Exchange-traded funds can work for almost any kind of investor regardless of your investing style or the type of stocks you're looking to invest in.
There are hundreds of ETFs available that offer exposure to a wide range of sectors, as well as different kinds of investing goals such as dividends or growth. These funds can avoid some of the risk and volatility of investing in individual stocks at a very low cost. They're also a good idea if there's a sector you want to invest in but don't know well enough to pick individual stocks.
For most investors, holding at least one or two ETFs makes sense, especially if you want to eliminate some of the work of picking individual stocks. The list above offers a good start if you're looking for some of the best ETFs to buy.
Buying ETFs FAQs
Can I invest $1,000 in an ETF?
What is a good ETF to buy and hold?
There are many good ETFs to buy and hold. A smart strategy is to buy ETFs with a low ETF expense ratio focused on roughly matching the performance of a stock market index like the S&P 500. A good option is the Vanguard S&P 500 ETF.

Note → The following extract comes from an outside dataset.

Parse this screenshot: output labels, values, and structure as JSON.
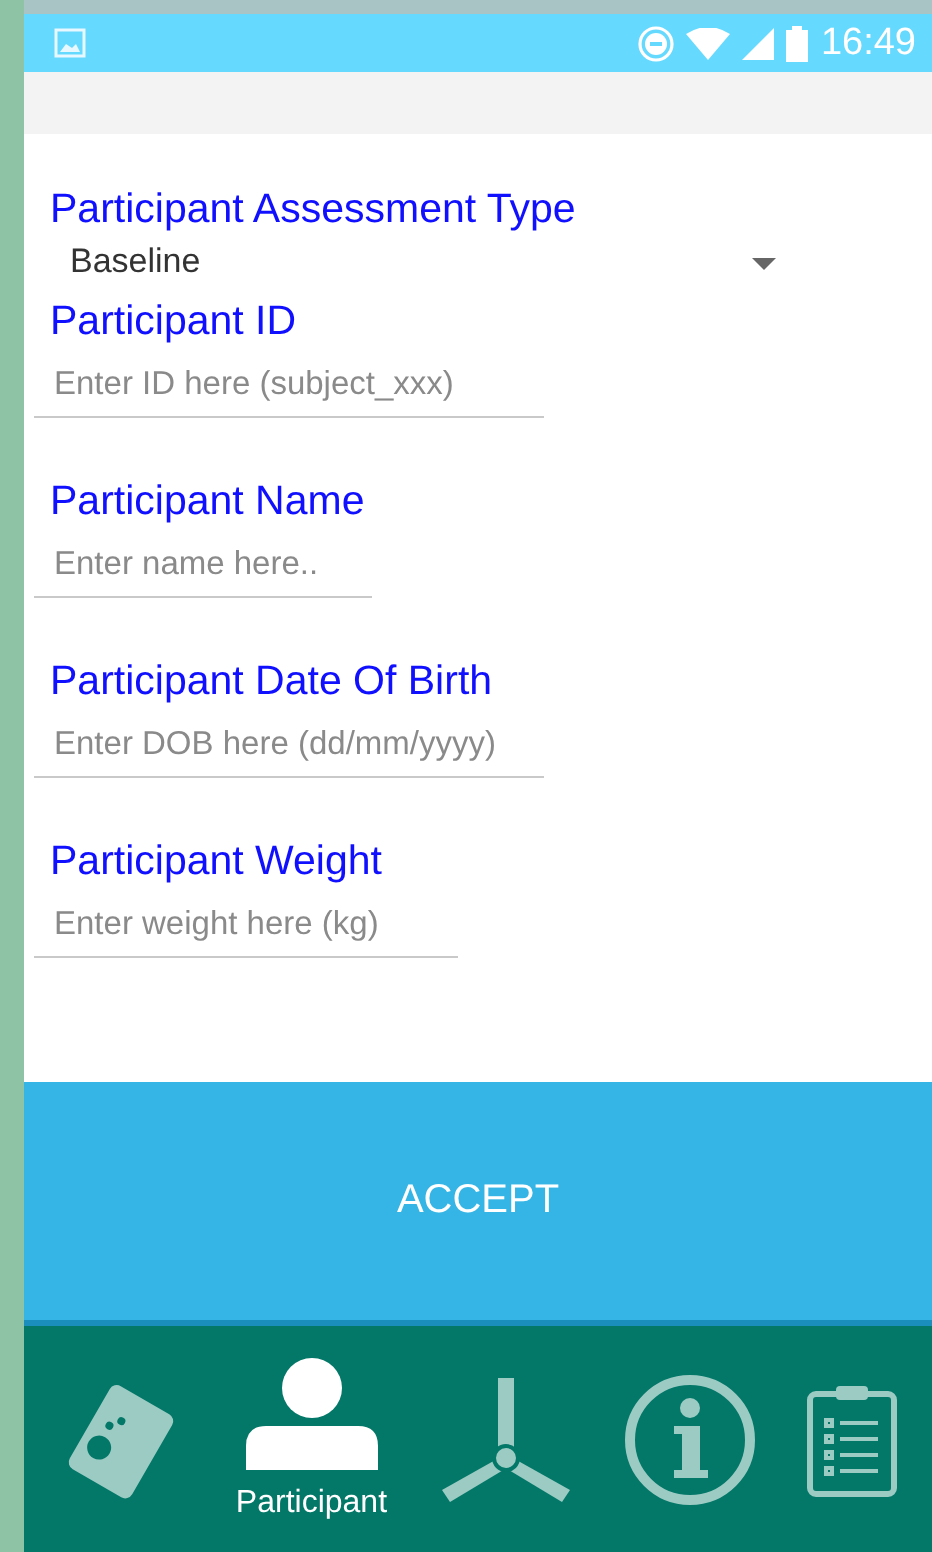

Are ETFs a good way to start investing?
ETFs are a good way to start investing. They allow anyone to invest in a broad selection of stocks to instantly build a diversified portfolio. Most ETFs charge a reasonable management fee (expense ratio). That makes them great low-cost investment vehicles for beginners.